### Study material

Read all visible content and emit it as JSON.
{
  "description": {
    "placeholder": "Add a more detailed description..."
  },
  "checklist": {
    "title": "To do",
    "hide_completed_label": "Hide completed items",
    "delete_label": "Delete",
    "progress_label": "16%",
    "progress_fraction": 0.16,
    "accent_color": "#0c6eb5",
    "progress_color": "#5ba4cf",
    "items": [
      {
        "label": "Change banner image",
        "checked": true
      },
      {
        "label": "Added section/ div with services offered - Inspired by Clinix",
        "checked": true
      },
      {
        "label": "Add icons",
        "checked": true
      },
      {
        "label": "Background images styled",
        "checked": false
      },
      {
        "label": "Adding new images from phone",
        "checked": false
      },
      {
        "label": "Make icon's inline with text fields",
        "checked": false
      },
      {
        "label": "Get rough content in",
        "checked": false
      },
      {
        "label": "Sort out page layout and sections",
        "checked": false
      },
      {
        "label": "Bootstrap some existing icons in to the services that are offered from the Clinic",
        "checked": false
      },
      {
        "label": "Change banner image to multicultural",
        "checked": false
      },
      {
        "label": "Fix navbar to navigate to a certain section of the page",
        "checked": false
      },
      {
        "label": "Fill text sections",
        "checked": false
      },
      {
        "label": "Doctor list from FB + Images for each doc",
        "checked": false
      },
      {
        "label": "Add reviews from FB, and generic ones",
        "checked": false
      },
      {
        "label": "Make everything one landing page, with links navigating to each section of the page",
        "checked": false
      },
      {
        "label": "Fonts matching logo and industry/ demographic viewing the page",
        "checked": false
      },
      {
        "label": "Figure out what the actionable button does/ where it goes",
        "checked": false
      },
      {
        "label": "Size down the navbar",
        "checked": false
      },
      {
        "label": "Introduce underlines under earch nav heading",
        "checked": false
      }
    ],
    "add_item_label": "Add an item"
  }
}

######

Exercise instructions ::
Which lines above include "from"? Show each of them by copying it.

Solved problem ::
        "label": "Adding new images from phone",
        "label": "Bootstrap some existing icons in to the services that are offered from the Clinic",
        "label": "Doctor list from FB + Images for each doc",
        "label": "Add reviews from FB, and generic ones",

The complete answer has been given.